The Process Behind Search Engines
Whether we are searching for a local business on a map application, a video to stream, or for an answer to a general question, most of us rely on search engines countless times throughout each day. Despite this fact, few people know how search engines serve the web pages we view and why they do what they do.
The process has three crucial steps: crawling, indexing, & ranking. Optimizing your website for search engines can ultimately lead to an increase in users and grow your organic source of revenue.
Crawling is the process by which a crawler discovers new and updated pages to be added to a search engine index. Crawling can also be called web crawling or spidering.
By definition: A crawler is a bot (a program or automated script) that systematically browses the web.
In layman’s terms: A crawler is a search engines’ right-hand man.
Types of Search Engine Crawlers:
- Googlebot is a web crawler used by Google.
- Bingbot is a web crawler deployed by Microsoft in 2010 to supply information to its Bing search engine. This is the replacement of what used to be the MSN bot.
- Slurp Bot is a web crawl by Yahoo using Bing’s web crawler, as a lot of Yahoo is now powered by Bing.
Crawlers may also be called Spiders, Webspiders, Spiderbot & Robot.
The Crawling Process
- The crawling process starts with a list of web addresses from past crawls and sitemaps provided by website owners.
- Crawlers use links on those sites to discover other pages.
- Crawlers bring the information they found back to servers which is kept track of in a search index.
A web index is a database of information on the Internet. Having your page indexed is the next step after it gets crawled.
Search engines use these databases to store billions of pages of information. So, when you use a search engine, you aren’t actually searching everything that exists on the Internet. You are searching that search engine’s index of stored pages and information.
The purpose of storing an index is to optimize speed and performance in finding relevant documents for a search query.
Without an index, the search engine would scan every document in the corpus, which would require considerable time and computing power.
For example, while an index of 10,000 documents can be queried within milliseconds, a sequential scan of every word in 10,000 large documents could take hours.
How to Get Your Website Indexed by Search Engines
- Add Google Search Console
- Create a sitemap
- Create a robots.txt
- Create internal links
- Earn inbound links
- Encourage social sharing
- Create a blog
Search engine ranking is the position at which a website appears in the results of a search engine query.
Each page of the search results typically lists 10 websites, although they are also heavily augmented with local listings, videos, and images.
Three Mechanisms for Ranking Websites
- Scoring: Major search engines use hundreds of factors nestled into many algorithms. Think about it like an onion and its layers. All too often, people say things like “the Google algorithm” when in fact, there are many algorithms that Google uses. The combined score of all these algorithms provides the initial rankings.
- Boosting: This is another element or signal that might raise a page’s position in the rankings. One example is a statement Google made that fast-mobile sites are given a boost in mobile search. Various forms of personalization also use a boosting element to re-rank results.

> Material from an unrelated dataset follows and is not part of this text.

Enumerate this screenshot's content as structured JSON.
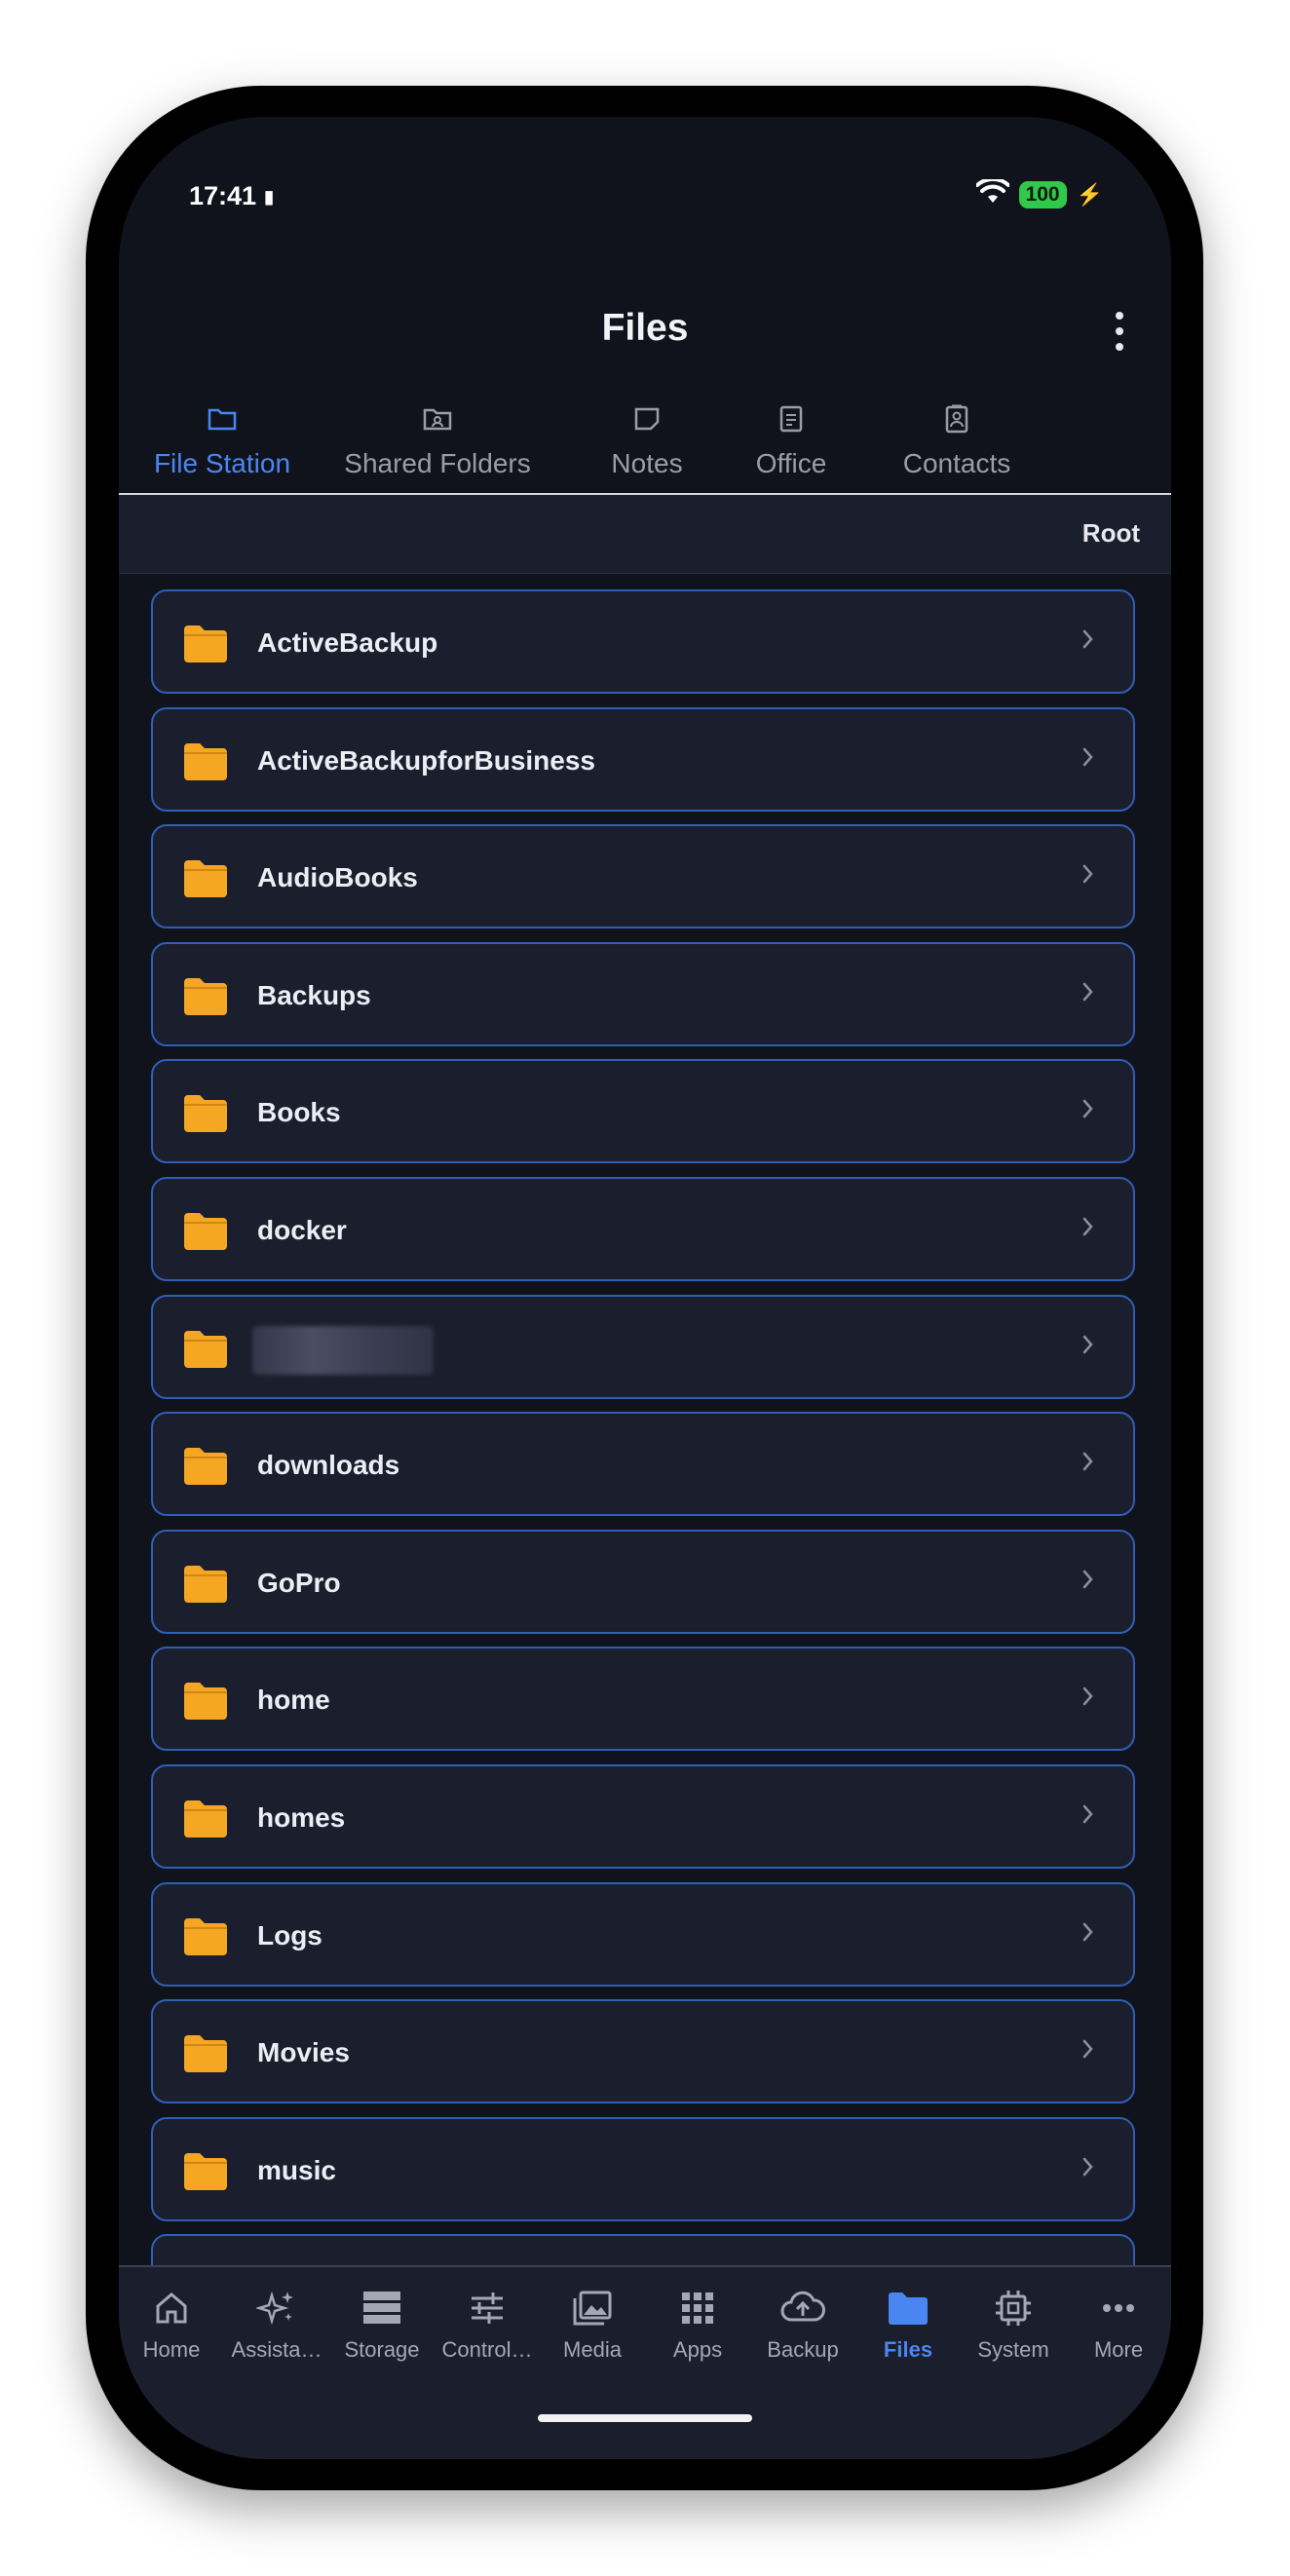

- Dampening: Not to be confused with penalties, a dampening factor is an element that would lower the rankings of a web page after the initial scoring process. One example is the now Infamous Google Penguin or Panda algorithms. While it may seem like a penalty, it is in fact a dampening element.
Factors That Contribute to Search Engine Positioning
Google takes over 200 ranking factors into consideration.
Some high-level signals are:
- On-Page Signals such as Content & User Engagement
- Off-Page Signals such as Links & Social Reputation
An algorithm is a process or set of rules to be followed in calculations or other problem-solving operations, especially by a computer. Search engines use algorithms to provide you with a ranked list from their index of what pages you should be most interested in based on the search terms you used.
On Google, other elements like personalized and universal results may also change your search results. In personalized results, the search engine utilizes additional information it knows about the user to return results that are directly catered to their interests.
Universal search results combine:
- Shopping/Product Listing Ads (PLA)
Algorithm Update Factors
Each year, Google changes its search algorithm around 500–600 times.
As one webmaster says of Google: “They move the toilet mid-stream.”
While most of these changes are minor, Google occasionally rolls out a “major” algorithmic update (such as Google Panda and Google Penguin) that affects search results or rankings in a significant way.
Current Google Algorithm Updates
- May 2020 Core Update – May 4th, 2020
- January 2020 Core Update — January 13th, 2020
- BERT Update — October 25th, 2019
- Broad Core Update — September 24th, 2019
- June 2019 Core Update — June 2nd, 2019
- Florida 2 Update — March 12th, 2019
Monitoring the trends in algorithm updates can provide insight into how to optimize your website for the eyes of search engine crawlers. Your business can benefit from search engine optimization.